--- START ---

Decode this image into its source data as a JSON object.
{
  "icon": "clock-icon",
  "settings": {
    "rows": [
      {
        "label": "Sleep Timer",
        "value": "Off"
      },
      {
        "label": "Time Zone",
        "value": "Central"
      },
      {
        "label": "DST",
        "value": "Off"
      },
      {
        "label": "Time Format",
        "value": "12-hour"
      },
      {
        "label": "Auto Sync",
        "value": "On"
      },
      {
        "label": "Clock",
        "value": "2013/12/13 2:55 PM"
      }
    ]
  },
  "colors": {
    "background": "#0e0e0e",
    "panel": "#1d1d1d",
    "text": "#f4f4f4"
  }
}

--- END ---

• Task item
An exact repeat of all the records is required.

• Task answer
Decode this image into its source data as a JSON object.
{
  "icon": "clock-icon",
  "settings": {
    "rows": [
      {
        "label": "Sleep Timer",
        "value": "Off"
      },
      {
        "label": "Time Zone",
        "value": "Central"
      },
      {
        "label": "DST",
        "value": "Off"
      },
      {
        "label": "Time Format",
        "value": "12-hour"
      },
      {
        "label": "Auto Sync",
        "value": "On"
      },
      {
        "label": "Clock",
        "value": "2013/12/13 2:55 PM"
      }
    ]
  },
  "colors": {
    "background": "#0e0e0e",
    "panel": "#1d1d1d",
    "text": "#f4f4f4"
  }
}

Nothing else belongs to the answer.